(Dataset rows describing interfaces)
= = = =

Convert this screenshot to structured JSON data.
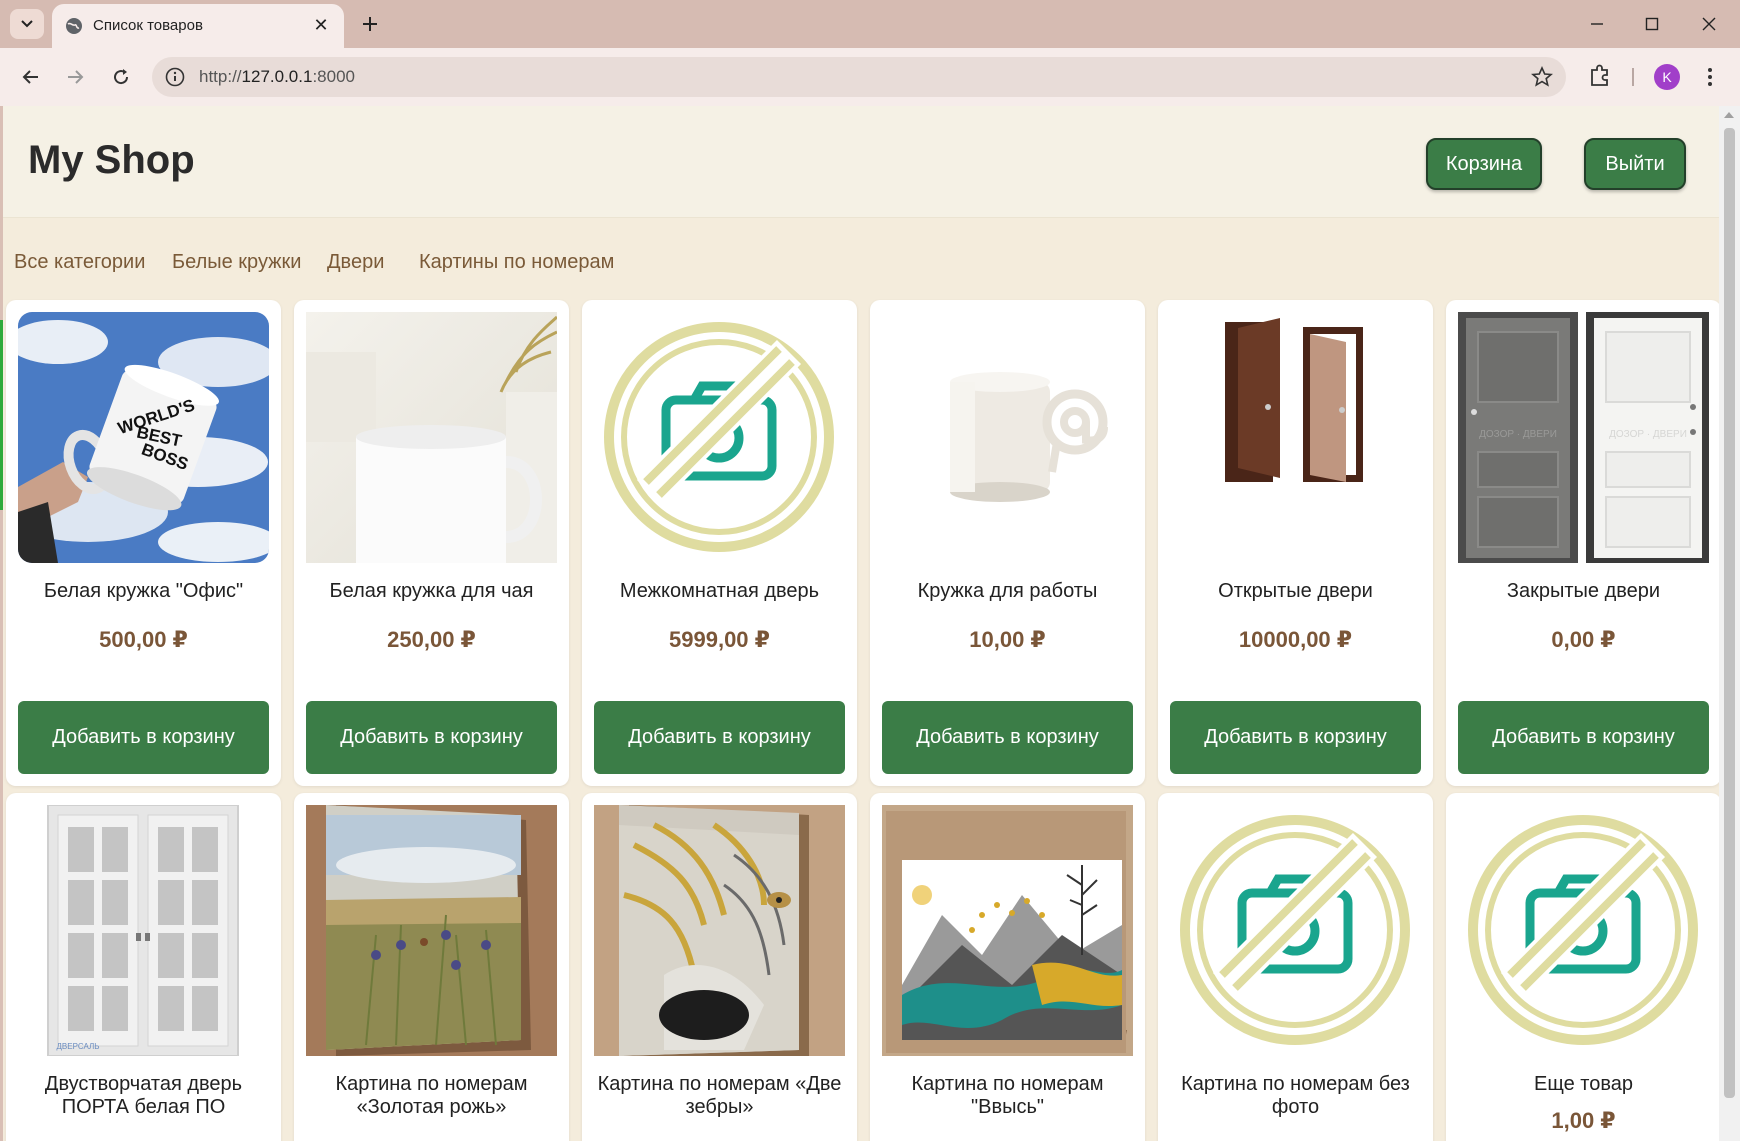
{
  "browser": {
    "tab_title": "Список товаров",
    "url_prefix": "http://",
    "url_host": "127.0.0.1",
    "url_port": ":8000",
    "avatar_letter": "K",
    "icons": [
      "chevron-down-icon",
      "globe-icon",
      "close-icon",
      "plus-icon",
      "minimize-icon",
      "maximize-icon",
      "close-window-icon",
      "back-icon",
      "forward-icon",
      "reload-icon",
      "info-icon",
      "star-icon",
      "extensions-icon",
      "kebab-menu-icon"
    ]
  },
  "header": {
    "brand": "My Shop",
    "cart_label": "Корзина",
    "logout_label": "Выйти"
  },
  "categories": [
    "Все категории",
    "Белые кружки",
    "Двери",
    "Картины по номерам"
  ],
  "products": [
    {
      "name": "Белая кружка \"Офис\"",
      "price": "500,00 ₽",
      "button": "Добавить в корзину",
      "image": "boss-mug"
    },
    {
      "name": "Белая кружка для чая",
      "price": "250,00 ₽",
      "button": "Добавить в корзину",
      "image": "tea-mug"
    },
    {
      "name": "Межкомнатная дверь",
      "price": "5999,00 ₽",
      "button": "Добавить в корзину",
      "image": "no-photo"
    },
    {
      "name": "Кружка для работы",
      "price": "10,00 ₽",
      "button": "Добавить в корзину",
      "image": "at-mug"
    },
    {
      "name": "Открытые двери",
      "price": "10000,00 ₽",
      "button": "Добавить в корзину",
      "image": "open-doors"
    },
    {
      "name": "Закрытые двери",
      "price": "0,00 ₽",
      "button": "Добавить в корзину",
      "image": "closed-doors"
    },
    {
      "name": "Двустворчатая дверь ПОРТА белая ПО",
      "price": "",
      "button": "",
      "image": "double-door"
    },
    {
      "name": "Картина по номерам «Золотая рожь»",
      "price": "",
      "button": "",
      "image": "painting-rye"
    },
    {
      "name": "Картина по номерам «Две зебры»",
      "price": "",
      "button": "",
      "image": "painting-zebra"
    },
    {
      "name": "Картина по номерам \"Ввысь\"",
      "price": "",
      "button": "",
      "image": "painting-up"
    },
    {
      "name": "Картина по номерам без фото",
      "price": "",
      "button": "",
      "image": "no-photo"
    },
    {
      "name": "Еще товар",
      "price": "1,00 ₽",
      "button": "",
      "image": "no-photo"
    }
  ],
  "image_texts": {
    "boss_mug": [
      "WORLD'S",
      "BEST",
      "BOSS"
    ],
    "door_watermark": "ДОЗОР · ДВЕРИ",
    "double_door_brand": "ДВЕРСАЛЬ"
  },
  "colors": {
    "accent_green": "#3b7d47",
    "price_brown": "#7a5638",
    "category_brown": "#7a5a38",
    "no_photo_ring": "#dedca0",
    "no_photo_camera": "#1da58f"
  }
}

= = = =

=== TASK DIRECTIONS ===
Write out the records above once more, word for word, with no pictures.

=== COMPLETED TASK ===
Convert this screenshot to structured JSON data.
{
  "browser": {
    "tab_title": "Список товаров",
    "url_prefix": "http://",
    "url_host": "127.0.0.1",
    "url_port": ":8000",
    "avatar_letter": "K",
    "icons": [
      "chevron-down-icon",
      "globe-icon",
      "close-icon",
      "plus-icon",
      "minimize-icon",
      "maximize-icon",
      "close-window-icon",
      "back-icon",
      "forward-icon",
      "reload-icon",
      "info-icon",
      "star-icon",
      "extensions-icon",
      "kebab-menu-icon"
    ]
  },
  "header": {
    "brand": "My Shop",
    "cart_label": "Корзина",
    "logout_label": "Выйти"
  },
  "categories": [
    "Все категории",
    "Белые кружки",
    "Двери",
    "Картины по номерам"
  ],
  "products": [
    {
      "name": "Белая кружка \"Офис\"",
      "price": "500,00 ₽",
      "button": "Добавить в корзину",
      "image": "boss-mug"
    },
    {
      "name": "Белая кружка для чая",
      "price": "250,00 ₽",
      "button": "Добавить в корзину",
      "image": "tea-mug"
    },
    {
      "name": "Межкомнатная дверь",
      "price": "5999,00 ₽",
      "button": "Добавить в корзину",
      "image": "no-photo"
    },
    {
      "name": "Кружка для работы",
      "price": "10,00 ₽",
      "button": "Добавить в корзину",
      "image": "at-mug"
    },
    {
      "name": "Открытые двери",
      "price": "10000,00 ₽",
      "button": "Добавить в корзину",
      "image": "open-doors"
    },
    {
      "name": "Закрытые двери",
      "price": "0,00 ₽",
      "button": "Добавить в корзину",
      "image": "closed-doors"
    },
    {
      "name": "Двустворчатая дверь ПОРТА белая ПО",
      "price": "",
      "button": "",
      "image": "double-door"
    },
    {
      "name": "Картина по номерам «Золотая рожь»",
      "price": "",
      "button": "",
      "image": "painting-rye"
    },
    {
      "name": "Картина по номерам «Две зебры»",
      "price": "",
      "button": "",
      "image": "painting-zebra"
    },
    {
      "name": "Картина по номерам \"Ввысь\"",
      "price": "",
      "button": "",
      "image": "painting-up"
    },
    {
      "name": "Картина по номерам без фото",
      "price": "",
      "button": "",
      "image": "no-photo"
    },
    {
      "name": "Еще товар",
      "price": "1,00 ₽",
      "button": "",
      "image": "no-photo"
    }
  ],
  "image_texts": {
    "boss_mug": [
      "WORLD'S",
      "BEST",
      "BOSS"
    ],
    "door_watermark": "ДОЗОР · ДВЕРИ",
    "double_door_brand": "ДВЕРСАЛЬ"
  },
  "colors": {
    "accent_green": "#3b7d47",
    "price_brown": "#7a5638",
    "category_brown": "#7a5a38",
    "no_photo_ring": "#dedca0",
    "no_photo_camera": "#1da58f"
  }
}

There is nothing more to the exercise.